### PROBLEM TO SOLVE
Write out every record exactly as it appears. Skip the pictures.

### EXTRACTED INFORMATION
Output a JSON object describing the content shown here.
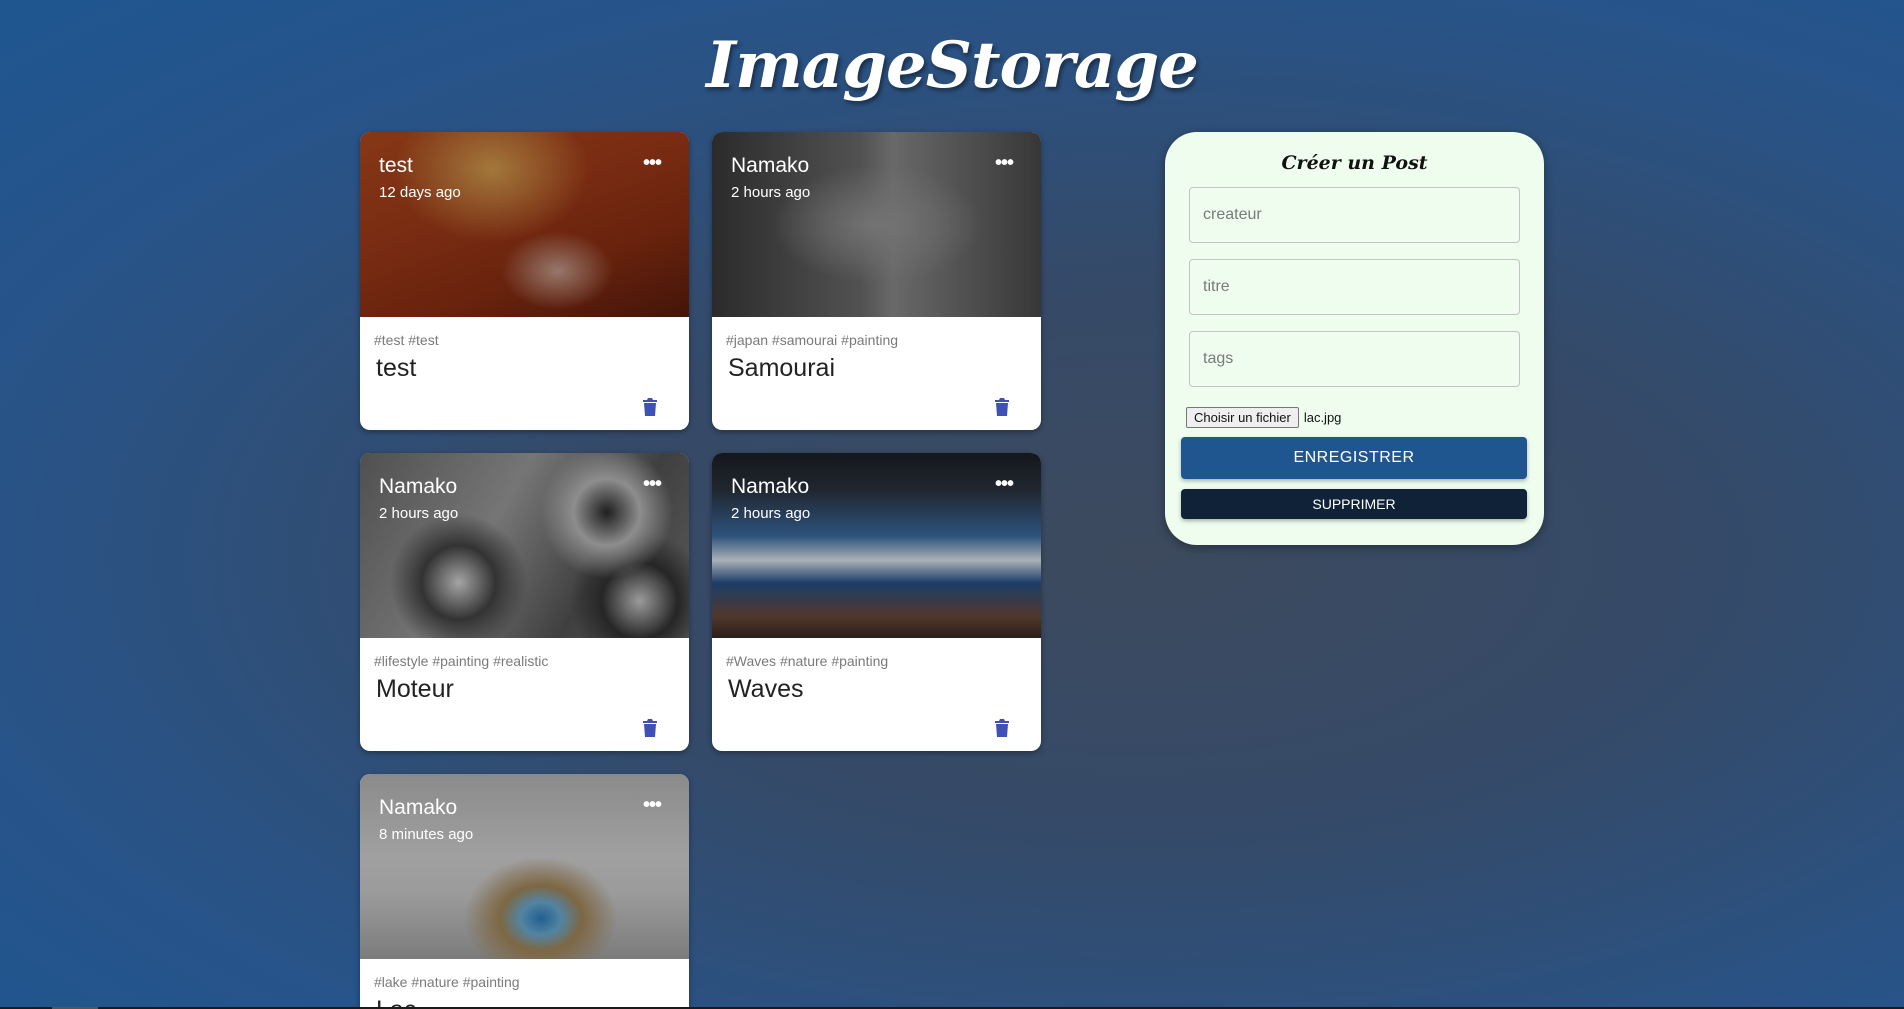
{
  "app": {
    "title": "ImageStorage"
  },
  "posts": [
    {
      "creator": "test",
      "time": "12 days ago",
      "tags": "#test #test",
      "title": "test"
    },
    {
      "creator": "Namako",
      "time": "2 hours ago",
      "tags": "#japan #samourai #painting",
      "title": "Samourai"
    },
    {
      "creator": "Namako",
      "time": "2 hours ago",
      "tags": "#lifestyle #painting #realistic",
      "title": "Moteur"
    },
    {
      "creator": "Namako",
      "time": "2 hours ago",
      "tags": "#Waves #nature #painting",
      "title": "Waves"
    },
    {
      "creator": "Namako",
      "time": "8 minutes ago",
      "tags": "#lake #nature #painting",
      "title": "Lac"
    }
  ],
  "card_more_label": "•••",
  "form": {
    "heading": "Créer un Post",
    "creator_placeholder": "createur",
    "title_placeholder": "titre",
    "tags_placeholder": "tags",
    "file_button": "Choisir un fichier",
    "file_name": "lac.jpg",
    "save_label": "ENREGISTRER",
    "clear_label": "SUPPRIMER"
  },
  "colors": {
    "accent": "#1f5690",
    "dark_button": "#0f2238",
    "panel": "#effdef",
    "delete_icon": "#3f51b5"
  }
}
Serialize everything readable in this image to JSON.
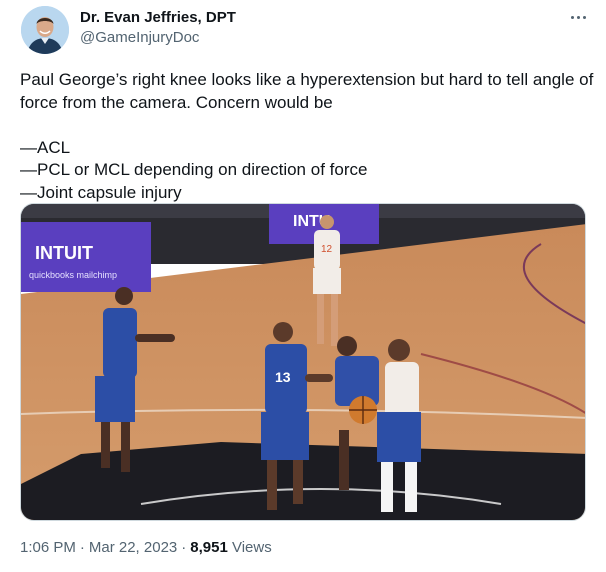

### SOLVED EXERCISE
Output a JSON object describing the content shown here.
{
  "app": {
    "title": "ImageStorage"
  },
  "posts": [
    {
      "creator": "test",
      "time": "12 days ago",
      "tags": "#test #test",
      "title": "test"
    },
    {
      "creator": "Namako",
      "time": "2 hours ago",
      "tags": "#japan #samourai #painting",
      "title": "Samourai"
    },
    {
      "creator": "Namako",
      "time": "2 hours ago",
      "tags": "#lifestyle #painting #realistic",
      "title": "Moteur"
    },
    {
      "creator": "Namako",
      "time": "2 hours ago",
      "tags": "#Waves #nature #painting",
      "title": "Waves"
    },
    {
      "creator": "Namako",
      "time": "8 minutes ago",
      "tags": "#lake #nature #painting",
      "title": "Lac"
    }
  ],
  "card_more_label": "•••",
  "form": {
    "heading": "Créer un Post",
    "creator_placeholder": "createur",
    "title_placeholder": "titre",
    "tags_placeholder": "tags",
    "file_button": "Choisir un fichier",
    "file_name": "lac.jpg",
    "save_label": "ENREGISTRER",
    "clear_label": "SUPPRIMER"
  },
  "colors": {
    "accent": "#1f5690",
    "dark_button": "#0f2238",
    "panel": "#effdef",
    "delete_icon": "#3f51b5"
  }
}
Serialize everything readable in this image to JSON.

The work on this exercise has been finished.